Records from a dataset

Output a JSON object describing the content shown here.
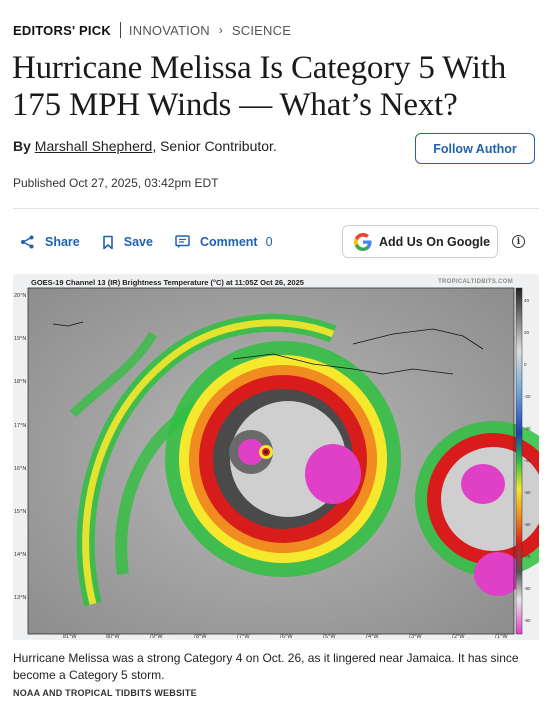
{
  "breadcrumb": {
    "pick": "EDITORS' PICK",
    "section": "INNOVATION",
    "subsection": "SCIENCE"
  },
  "article": {
    "headline": "Hurricane Melissa Is Category 5 With 175 MPH Winds — What’s Next?",
    "by_prefix": "By",
    "author": "Marshall Shepherd",
    "author_role": ", Senior Contributor.",
    "follow_label": "Follow Author",
    "published": "Published Oct 27, 2025, 03:42pm EDT"
  },
  "actions": {
    "share": "Share",
    "save": "Save",
    "comment": "Comment",
    "comment_count": "0",
    "google": "Add Us On Google",
    "info": "i"
  },
  "figure": {
    "title": "GOES-19 Channel 13 (IR) Brightness Temperature (°C) at 11:05Z Oct 26, 2025",
    "watermark": "TROPICALTIDBITS.COM",
    "lat_labels": [
      "20°N",
      "19°N",
      "18°N",
      "17°N",
      "16°N",
      "15°N",
      "14°N",
      "13°N"
    ],
    "lon_labels": [
      "81°W",
      "80°W",
      "79°W",
      "78°W",
      "77°W",
      "76°W",
      "75°W",
      "74°W",
      "73°W",
      "72°W",
      "71°W"
    ],
    "scale_labels": [
      "40",
      "20",
      "0",
      "-20",
      "-30",
      "-40",
      "-50",
      "-60",
      "-70",
      "-80",
      "-90"
    ],
    "caption": "Hurricane Melissa was a strong Category 4 on Oct. 26, as it lingered near Jamaica. It has since become a Category 5 storm.",
    "credit": "NOAA AND TROPICAL TIDBITS WEBSITE"
  },
  "colors": {
    "link_blue": "#1d63b0",
    "text": "#222222"
  }
}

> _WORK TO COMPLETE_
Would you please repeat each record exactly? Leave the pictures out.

> _EXPECTED ANSWER_
Output a JSON object describing the content shown here.
{
  "breadcrumb": {
    "pick": "EDITORS' PICK",
    "section": "INNOVATION",
    "subsection": "SCIENCE"
  },
  "article": {
    "headline": "Hurricane Melissa Is Category 5 With 175 MPH Winds — What’s Next?",
    "by_prefix": "By",
    "author": "Marshall Shepherd",
    "author_role": ", Senior Contributor.",
    "follow_label": "Follow Author",
    "published": "Published Oct 27, 2025, 03:42pm EDT"
  },
  "actions": {
    "share": "Share",
    "save": "Save",
    "comment": "Comment",
    "comment_count": "0",
    "google": "Add Us On Google",
    "info": "i"
  },
  "figure": {
    "title": "GOES-19 Channel 13 (IR) Brightness Temperature (°C) at 11:05Z Oct 26, 2025",
    "watermark": "TROPICALTIDBITS.COM",
    "lat_labels": [
      "20°N",
      "19°N",
      "18°N",
      "17°N",
      "16°N",
      "15°N",
      "14°N",
      "13°N"
    ],
    "lon_labels": [
      "81°W",
      "80°W",
      "79°W",
      "78°W",
      "77°W",
      "76°W",
      "75°W",
      "74°W",
      "73°W",
      "72°W",
      "71°W"
    ],
    "scale_labels": [
      "40",
      "20",
      "0",
      "-20",
      "-30",
      "-40",
      "-50",
      "-60",
      "-70",
      "-80",
      "-90"
    ],
    "caption": "Hurricane Melissa was a strong Category 4 on Oct. 26, as it lingered near Jamaica. It has since become a Category 5 storm.",
    "credit": "NOAA AND TROPICAL TIDBITS WEBSITE"
  },
  "colors": {
    "link_blue": "#1d63b0",
    "text": "#222222"
  }
}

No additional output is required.